There are a lot of regular comedy shows here in Philadelphia, and in our new feature ShowFile (it’s a profile of a show!) we are going to make sure you know a little bit about what is out there for you to enjoy. Our first Shofile is on Rant-O-Wheel, an improvised storytelling show held at Philly Improv Theater at 7:00PM on the first Wednesday of their two-week runs. We asked host Jaime Fountaine some questions about the show.
WITOUT: How long have you been doing Rant-O-Wheel?
Jaime Fountaine: The first Rant-O-Wheel show was held in August 2009, at The Dive, during my Second Stories show. We’d put one on every few months or so, until July of last year, when Greg Maughan gave me the opportunity to do a monthly show at PHIT.
WO: What gave you the idea for the show?
JF: My friend Steve Martinez told me about a game he used to play when he was hanging out with some anarchists (he’s from California). They had a giant wicker wheel into which they’d woven slips of paper with various ideas and issues relating to social justice. You’d spin the wheel and then rant on the topic it had chosen for you. We thought if you shifted it from social change to storytelling, it could be a lot of fun.
WO: Explain the format of the show.
JF: At the beginning of every show, right after I make sure everyone knows what a noun is, I fill up the wheel with audience suggested words. Each contestant spins the wheel three times, and has five minutes to make up a story that includes all three of their words. The only rule is that you can’t use all three words in rapid succession and then expect to talk for another four-and-a-half minutes. Other than that, anything is fair game.
WO:Do you have any favorite moments from your time hosting the show (any especially memorable stories, or surprise guests?)
JF: One the most surprising performers was a man that volunteered under the name “Douche #7” who, instead of telling a story, warbled an off-pitch version of “I Can’t Live (If Living is Without You)”. Then he disappeared into the night.
It usually helps when shows take on themes, whether it’s because I’ve put one in place (like when Steve moved to Baltimore), because the audience has agreed on a certain theme through their noun suggestions, or because of some other factor, like the time the show turned into a hotbed of awkward sexual oversharing that just kept snowballing.
There have been a lot of great stories to come out of the show, although I think my favorite is still the story that grew out of Steve and I trying to finish half a wheel of words by ourselves and turned into the story of how we, the illegitimate children of an itinerant Native American brush salesmen, came to find each other in a desert.

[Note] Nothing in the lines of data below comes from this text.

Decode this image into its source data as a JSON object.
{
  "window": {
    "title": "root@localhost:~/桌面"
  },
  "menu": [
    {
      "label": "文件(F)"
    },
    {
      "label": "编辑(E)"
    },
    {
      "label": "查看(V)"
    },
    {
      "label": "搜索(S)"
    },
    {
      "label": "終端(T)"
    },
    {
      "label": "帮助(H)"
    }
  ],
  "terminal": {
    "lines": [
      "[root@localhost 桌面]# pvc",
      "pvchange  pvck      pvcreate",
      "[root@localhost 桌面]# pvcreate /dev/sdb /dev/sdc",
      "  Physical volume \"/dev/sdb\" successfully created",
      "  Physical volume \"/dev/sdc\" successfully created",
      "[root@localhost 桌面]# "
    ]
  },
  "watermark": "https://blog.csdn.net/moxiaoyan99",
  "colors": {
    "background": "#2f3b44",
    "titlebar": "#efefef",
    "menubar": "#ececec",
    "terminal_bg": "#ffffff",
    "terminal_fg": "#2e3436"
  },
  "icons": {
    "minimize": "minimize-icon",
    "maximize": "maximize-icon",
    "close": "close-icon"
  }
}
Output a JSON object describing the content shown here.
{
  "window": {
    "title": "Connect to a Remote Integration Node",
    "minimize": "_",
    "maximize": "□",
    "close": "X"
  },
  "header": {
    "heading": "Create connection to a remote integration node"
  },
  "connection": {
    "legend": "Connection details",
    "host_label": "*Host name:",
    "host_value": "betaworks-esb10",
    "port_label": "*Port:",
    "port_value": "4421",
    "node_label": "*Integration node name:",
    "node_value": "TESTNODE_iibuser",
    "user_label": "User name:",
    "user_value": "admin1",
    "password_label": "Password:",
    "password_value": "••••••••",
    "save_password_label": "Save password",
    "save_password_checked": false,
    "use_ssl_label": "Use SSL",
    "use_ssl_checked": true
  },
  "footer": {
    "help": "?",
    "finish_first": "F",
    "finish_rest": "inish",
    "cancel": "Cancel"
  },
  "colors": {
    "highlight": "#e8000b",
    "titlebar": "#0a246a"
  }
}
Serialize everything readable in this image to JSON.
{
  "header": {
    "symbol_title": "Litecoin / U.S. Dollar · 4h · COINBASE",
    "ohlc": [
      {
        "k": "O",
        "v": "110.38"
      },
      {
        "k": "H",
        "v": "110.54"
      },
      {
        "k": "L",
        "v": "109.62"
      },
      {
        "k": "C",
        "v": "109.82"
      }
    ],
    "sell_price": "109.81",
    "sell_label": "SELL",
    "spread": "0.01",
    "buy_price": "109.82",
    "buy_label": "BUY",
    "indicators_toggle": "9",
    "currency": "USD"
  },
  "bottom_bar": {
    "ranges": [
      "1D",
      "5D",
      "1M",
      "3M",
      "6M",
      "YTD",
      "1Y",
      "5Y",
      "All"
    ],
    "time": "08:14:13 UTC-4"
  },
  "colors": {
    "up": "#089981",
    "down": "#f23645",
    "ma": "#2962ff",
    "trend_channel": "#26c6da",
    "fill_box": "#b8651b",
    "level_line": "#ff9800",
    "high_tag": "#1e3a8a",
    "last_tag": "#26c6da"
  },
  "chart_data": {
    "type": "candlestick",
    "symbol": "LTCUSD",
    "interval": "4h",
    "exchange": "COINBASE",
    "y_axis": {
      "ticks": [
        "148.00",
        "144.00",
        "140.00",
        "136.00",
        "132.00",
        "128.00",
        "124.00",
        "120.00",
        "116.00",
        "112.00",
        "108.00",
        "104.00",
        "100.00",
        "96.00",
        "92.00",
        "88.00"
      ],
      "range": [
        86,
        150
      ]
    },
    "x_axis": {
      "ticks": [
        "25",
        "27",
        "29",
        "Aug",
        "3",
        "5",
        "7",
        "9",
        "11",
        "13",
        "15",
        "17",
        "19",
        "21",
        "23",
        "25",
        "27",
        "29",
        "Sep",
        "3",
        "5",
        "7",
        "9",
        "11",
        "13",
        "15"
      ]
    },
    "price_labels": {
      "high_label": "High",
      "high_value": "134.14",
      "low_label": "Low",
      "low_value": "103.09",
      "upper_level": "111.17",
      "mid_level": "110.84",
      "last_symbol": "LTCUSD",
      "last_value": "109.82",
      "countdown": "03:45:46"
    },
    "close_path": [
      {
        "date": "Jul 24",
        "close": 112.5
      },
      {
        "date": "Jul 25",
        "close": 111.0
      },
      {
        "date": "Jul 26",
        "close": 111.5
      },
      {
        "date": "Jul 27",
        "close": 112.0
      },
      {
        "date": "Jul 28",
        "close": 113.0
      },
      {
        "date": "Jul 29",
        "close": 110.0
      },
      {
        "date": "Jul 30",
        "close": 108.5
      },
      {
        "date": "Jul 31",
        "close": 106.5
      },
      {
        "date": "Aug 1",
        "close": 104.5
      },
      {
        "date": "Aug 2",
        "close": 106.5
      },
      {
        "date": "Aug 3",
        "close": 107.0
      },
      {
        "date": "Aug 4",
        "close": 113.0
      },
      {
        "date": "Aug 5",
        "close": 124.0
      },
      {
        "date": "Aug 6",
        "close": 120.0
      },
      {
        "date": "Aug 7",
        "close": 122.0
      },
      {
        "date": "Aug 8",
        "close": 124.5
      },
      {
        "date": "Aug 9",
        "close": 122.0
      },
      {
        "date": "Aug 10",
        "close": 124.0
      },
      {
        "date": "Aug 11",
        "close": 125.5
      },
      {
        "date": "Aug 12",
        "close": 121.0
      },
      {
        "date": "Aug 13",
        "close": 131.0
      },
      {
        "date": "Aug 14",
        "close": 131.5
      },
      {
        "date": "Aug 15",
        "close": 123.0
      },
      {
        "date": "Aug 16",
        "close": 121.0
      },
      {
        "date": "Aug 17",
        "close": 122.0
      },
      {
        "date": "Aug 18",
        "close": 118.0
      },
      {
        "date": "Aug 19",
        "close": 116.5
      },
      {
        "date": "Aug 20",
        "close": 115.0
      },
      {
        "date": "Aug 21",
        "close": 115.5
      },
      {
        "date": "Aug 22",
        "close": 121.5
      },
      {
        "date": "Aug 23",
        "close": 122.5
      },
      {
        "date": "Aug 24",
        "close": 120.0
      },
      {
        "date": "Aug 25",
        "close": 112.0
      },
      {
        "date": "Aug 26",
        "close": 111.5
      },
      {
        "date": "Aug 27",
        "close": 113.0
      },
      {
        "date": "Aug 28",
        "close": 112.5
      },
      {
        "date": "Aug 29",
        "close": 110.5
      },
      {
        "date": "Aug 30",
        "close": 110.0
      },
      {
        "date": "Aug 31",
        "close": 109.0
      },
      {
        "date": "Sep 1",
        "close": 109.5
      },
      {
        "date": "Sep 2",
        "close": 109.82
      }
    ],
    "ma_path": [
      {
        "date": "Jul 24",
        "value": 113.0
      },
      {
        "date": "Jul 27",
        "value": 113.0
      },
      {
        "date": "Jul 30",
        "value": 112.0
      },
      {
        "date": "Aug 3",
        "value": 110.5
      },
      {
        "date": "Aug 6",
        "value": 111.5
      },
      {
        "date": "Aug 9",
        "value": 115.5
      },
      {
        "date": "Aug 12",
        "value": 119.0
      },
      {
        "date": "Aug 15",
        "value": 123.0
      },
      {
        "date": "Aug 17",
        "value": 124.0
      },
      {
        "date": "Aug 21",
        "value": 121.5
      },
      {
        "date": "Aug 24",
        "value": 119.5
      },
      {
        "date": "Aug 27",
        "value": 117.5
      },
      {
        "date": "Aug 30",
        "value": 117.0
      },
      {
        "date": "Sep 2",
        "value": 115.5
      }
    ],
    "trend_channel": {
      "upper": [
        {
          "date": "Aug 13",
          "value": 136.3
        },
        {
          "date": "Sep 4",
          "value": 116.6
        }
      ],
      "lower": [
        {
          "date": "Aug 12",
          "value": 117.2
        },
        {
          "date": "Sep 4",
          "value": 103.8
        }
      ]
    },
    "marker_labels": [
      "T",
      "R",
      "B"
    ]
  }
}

WO: What are the elements that make up a good Rant-O-Wheel story?
JF: Confidence, whether or not you’re faking it, is key. If you believe that you can sell a story about scalpings, vacuum cleaner repair, and Walla Walla, Washington, the audience is much more likely to go along with you. Some people find it easier to go up there with the framework of a real-life experience or an existing story (like The Little Mermaidor Blood Meridian), but it’s not necessary. It can also help to be a little, but not overly drunk. It helps with bravado.
WO: What is it about comedic storytelling that you love? What about it is different from other types of comedy?
JF: I’m a writer more than I’m a comedian. Even when I’m doing comedy, it’s more a character telling a story than straightforward jokes. I’m a lot more interested in the backstory than I am the set-up and punchline, laying down an entire universe for the audience, and then trying to convince them to live in it for five minutes. Some people can do that with jokes, which I admire, but I need the space to sprawl out.
The Rant-O-Wheel format is especially exciting, because it’s about beating the limitations of a few words and a few minutes. It’s not exactly the stuff of OuLiPo, but it’s in a similar spirit – that a lot of fascinating things can still come out of a very controlled environment.
Since the show really depends on audience participation, the show is audience-driven in a very different way than a lot of other comedy shows. They don’t just set the tone; they’re the impetus for the entertainment. Everyone is responsible.